Asplenium platyneuron
new fronds with croziers, May 2015


The day after my last post, I went to Hoyles Mill Conservation Park (in the Little Seneca Creek watershed, near Boyds), hoping to find some evergreen ferns. There was a nice stand of Christmas fern along a bank:


Looking closer I saw a second species: ebony spleenwort.  It’s the smaller, lighter-colored fronds on the left in this picture:

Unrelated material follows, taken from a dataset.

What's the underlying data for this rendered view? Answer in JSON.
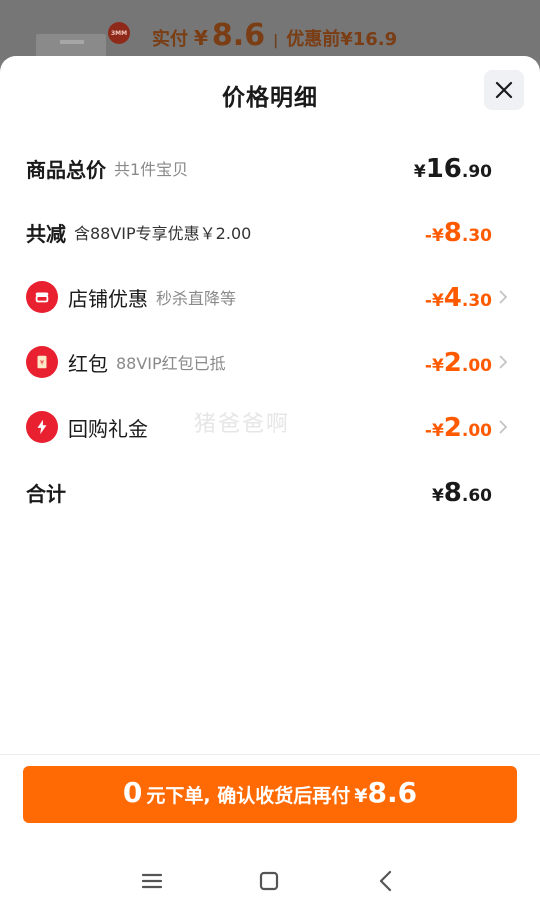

At twelve to twenty inches tall, ebony spleenwort is one of the larger members of its genus.  It’s wide-ranging, from Quebec south and west as far as Arizona, and can be found in a variety of habitats.  Look for it on embankments, rock outcroppings that have a little soil, even old stone fences.  It’s listed as special concern in Maine and exploitably vulnerable in New York.



a specimen near C&O Canal lock 8, August 2015




The name “asplenium” is from the Latin, meaning “without spleen”.  The specific epithet “platyneuron” can be translated as “flat-nerved”.


underside of a pinna on a fertile frond, showing indusia and sporangia



Several other evergreen ferns can be found in the Maryland Piedmont; I’ll be posting about them in the coming weeks.

Fern of the Day: Ebony Spleenwort

Asplenium platyneuron



right: a not typical looking ebony spleenwort
(note the circinate vernation)





below: a fairly typical looking ebony spleenwort


The spleenworts are known to hybridize freely, making field identification difficult.  In this case, the stipe and lower part of the rachis were black, suggesting ebony spleenwort


but it’s impossible to know for sure.

At any rate I wanted to post this because the plant looks neat and I love the pictures.  Also to get the earworm “ebony spleenwort” out of my head.  Note that I got the phrase “circinate vernation” out, too.